Publication : Arthritis & rheumatology (Hoboken, N.J.)

TBK1/IKKE blockade inhibits mutant STING mediated inflammatory response in patient cells

Scientific Fields
Diseases
Organisms
Applications
Technique

Published in Arthritis & rheumatology (Hoboken, N.J.) - 20 Apr 2017

Frémond ML, Uggenti C, Van Eyck L, Melki I, Bondet V, Kitabayashi N, Hertel C, Hayday A, Neven B, Rose Y, Duffy D, Crow YJ, Rodero MP

Link to Pubmed [PMID] – 28426911

2017 Apr;

OBJECTIVE: Gain-of-function mutations in TMEM173 encoding STING (stimulator of interferon genes) underlie a novel type I interferonopathy, minimally responsive to conventional immunosuppressive therapies and associated with high childhood morbidity and mortality. STING gain-of-function causes constitutive over secretion of interferon (IFN). We determined the effects of a TBK1/IKKE inhibitor (BX795) on IFN secretion and signaling in primary peripheral blood mononuclear cells (PBMCs) from four patients.

METHODS: PBMCs from STING patients were treated with BX795. The effect of BX795 on IFN pathways was assessed by western blot, an IFNβ reporter assay, IFNα quantification in cell lysates, STAT1 phosphorylation status and by RNA expression of IFN-stimulated genes (ISGs).

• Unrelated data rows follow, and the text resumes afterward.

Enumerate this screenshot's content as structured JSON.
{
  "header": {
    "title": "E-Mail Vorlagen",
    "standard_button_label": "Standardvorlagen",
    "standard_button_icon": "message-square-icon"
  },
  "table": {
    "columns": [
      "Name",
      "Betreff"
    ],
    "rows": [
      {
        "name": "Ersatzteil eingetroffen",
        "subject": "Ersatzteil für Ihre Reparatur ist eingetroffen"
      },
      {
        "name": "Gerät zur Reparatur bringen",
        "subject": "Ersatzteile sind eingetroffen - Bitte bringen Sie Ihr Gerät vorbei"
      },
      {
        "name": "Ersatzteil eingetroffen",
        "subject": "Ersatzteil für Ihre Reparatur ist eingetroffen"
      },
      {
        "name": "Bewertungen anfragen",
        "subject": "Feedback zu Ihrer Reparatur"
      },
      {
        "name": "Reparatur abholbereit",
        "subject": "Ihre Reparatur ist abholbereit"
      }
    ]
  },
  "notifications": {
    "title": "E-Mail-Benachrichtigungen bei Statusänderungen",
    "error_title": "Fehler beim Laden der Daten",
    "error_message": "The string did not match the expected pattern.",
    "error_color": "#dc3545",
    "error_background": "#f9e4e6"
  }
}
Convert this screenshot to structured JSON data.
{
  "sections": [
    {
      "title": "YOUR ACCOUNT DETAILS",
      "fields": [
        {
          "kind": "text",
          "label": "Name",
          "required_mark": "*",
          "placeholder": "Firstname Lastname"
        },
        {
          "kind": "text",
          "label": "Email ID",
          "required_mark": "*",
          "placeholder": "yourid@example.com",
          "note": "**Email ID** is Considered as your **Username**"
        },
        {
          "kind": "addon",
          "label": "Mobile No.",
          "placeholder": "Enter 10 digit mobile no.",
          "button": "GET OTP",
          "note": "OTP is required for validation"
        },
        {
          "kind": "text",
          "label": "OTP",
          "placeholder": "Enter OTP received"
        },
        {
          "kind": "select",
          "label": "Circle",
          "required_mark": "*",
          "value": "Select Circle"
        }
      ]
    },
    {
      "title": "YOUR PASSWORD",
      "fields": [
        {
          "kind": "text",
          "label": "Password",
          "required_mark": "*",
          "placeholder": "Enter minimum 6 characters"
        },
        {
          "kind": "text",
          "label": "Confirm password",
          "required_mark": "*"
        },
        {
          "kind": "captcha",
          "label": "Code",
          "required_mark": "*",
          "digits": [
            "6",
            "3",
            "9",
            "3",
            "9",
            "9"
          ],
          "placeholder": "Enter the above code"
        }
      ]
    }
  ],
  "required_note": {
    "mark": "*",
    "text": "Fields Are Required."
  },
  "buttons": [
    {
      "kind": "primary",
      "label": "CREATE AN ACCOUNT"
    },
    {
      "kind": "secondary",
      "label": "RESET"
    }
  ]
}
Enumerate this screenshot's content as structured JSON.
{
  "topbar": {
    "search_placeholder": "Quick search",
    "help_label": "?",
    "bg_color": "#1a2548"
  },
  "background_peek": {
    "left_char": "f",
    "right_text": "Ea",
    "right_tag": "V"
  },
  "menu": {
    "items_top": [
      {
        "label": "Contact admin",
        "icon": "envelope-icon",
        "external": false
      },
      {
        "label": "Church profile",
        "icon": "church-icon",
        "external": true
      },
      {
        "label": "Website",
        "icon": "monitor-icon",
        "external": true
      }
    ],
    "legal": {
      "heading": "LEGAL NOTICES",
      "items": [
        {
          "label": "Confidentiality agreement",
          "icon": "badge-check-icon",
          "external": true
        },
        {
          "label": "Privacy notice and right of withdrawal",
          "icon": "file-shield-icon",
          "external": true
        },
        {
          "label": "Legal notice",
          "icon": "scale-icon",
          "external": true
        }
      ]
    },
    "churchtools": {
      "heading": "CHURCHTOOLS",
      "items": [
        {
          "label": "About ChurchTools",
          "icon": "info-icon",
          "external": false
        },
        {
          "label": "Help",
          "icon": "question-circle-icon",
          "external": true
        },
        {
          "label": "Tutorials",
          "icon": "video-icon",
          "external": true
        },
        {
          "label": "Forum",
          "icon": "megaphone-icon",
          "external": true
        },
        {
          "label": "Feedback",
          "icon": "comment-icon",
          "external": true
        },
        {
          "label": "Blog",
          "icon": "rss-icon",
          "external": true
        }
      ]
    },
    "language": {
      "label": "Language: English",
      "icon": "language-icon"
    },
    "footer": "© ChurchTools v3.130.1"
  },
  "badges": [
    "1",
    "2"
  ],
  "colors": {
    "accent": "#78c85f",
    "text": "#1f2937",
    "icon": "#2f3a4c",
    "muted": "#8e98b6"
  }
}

RESULTS: BX795 inhibited the phosphorylation of IRF3 and IFNβ promoter activity induced in HEKs by cGAMP or by genetic activation of STING. In vitro exposure to BX795 inhibited IFNα production in PBMCs of STING-mutated patients without affecting cell survival. In addition, BX795 decreased STAT1 phosphorylation and ISG expression independently of IFNα blockade.

CONCLUSIONS: Our findings demonstrate the effect of BX795 on reducing type I IFN production and IFN signaling in cells from patients with gain-of-function mutations in STING. A combined inhibition of TBK1 and IKKΕ therefore holds potential for the treatment of STING-mutated patients, and may also be relevant in other type I interferonopathies. This article is protected by copyright. All rights reserved.

https://www.ncbi.nlm.nih.gov/pubmed/28426911